If you’re looking to buy new vehicles or offload old ones, take a look at this article from USA Today before making a move:
Used car prices — already rising — could soar as buyers are driven to seek alternatives due to a predicted shortage of some new vehicles in the wake of the continued disruption of Japanese auto production, experts predict.
Price increases at the wholesale level already are being seen for the compact and midsize used cars from Japanese brands and of rival models that would be the closest substitutes for the more popular Japanese new cars.
Over the past couple of weeks, the NADA pricing service says it has observed an 11% rise in the wholesale prices of 3- to 5-year-old compacts such as the Toyota Corolla and the similar Ford Focus.
Midsize cars went up 8.5%, the service says.
Trade-in values for smaller cars already were rising because of higher gas prices and could be even higher by the end of the month. Toyota and Nissan said this week that they don't expect to get back to full production in Japan until at least April 11, a month after the earthquake.

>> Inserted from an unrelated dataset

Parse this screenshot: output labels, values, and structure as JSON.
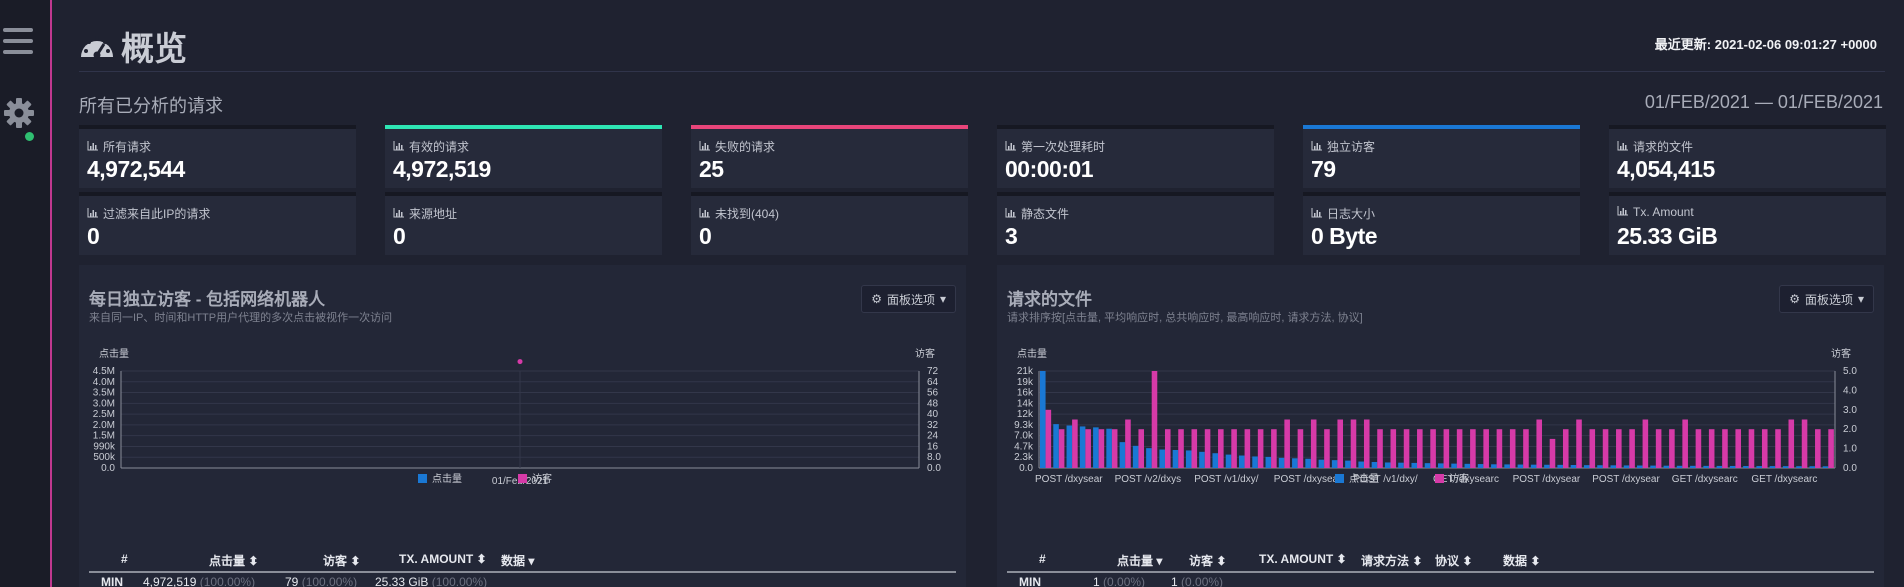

Many Japanese plants remain closed, and several Japanese makers' U.S. plants are operating on reduced hours to conserve parts that are sourced from Japan.
Though higher prices are bad for buyers, they're good for car dealers who have suffered through the recession.
"It will help everybody in the used car business," says Terry Megee, who runs Floyd A. Megee Motors, a Chrysler-Dodge-Jeep-Ram dealer in Georgetown, Del.
[via USA Today]
Photo courtesy of Brian and re-used under the Creative Commons license.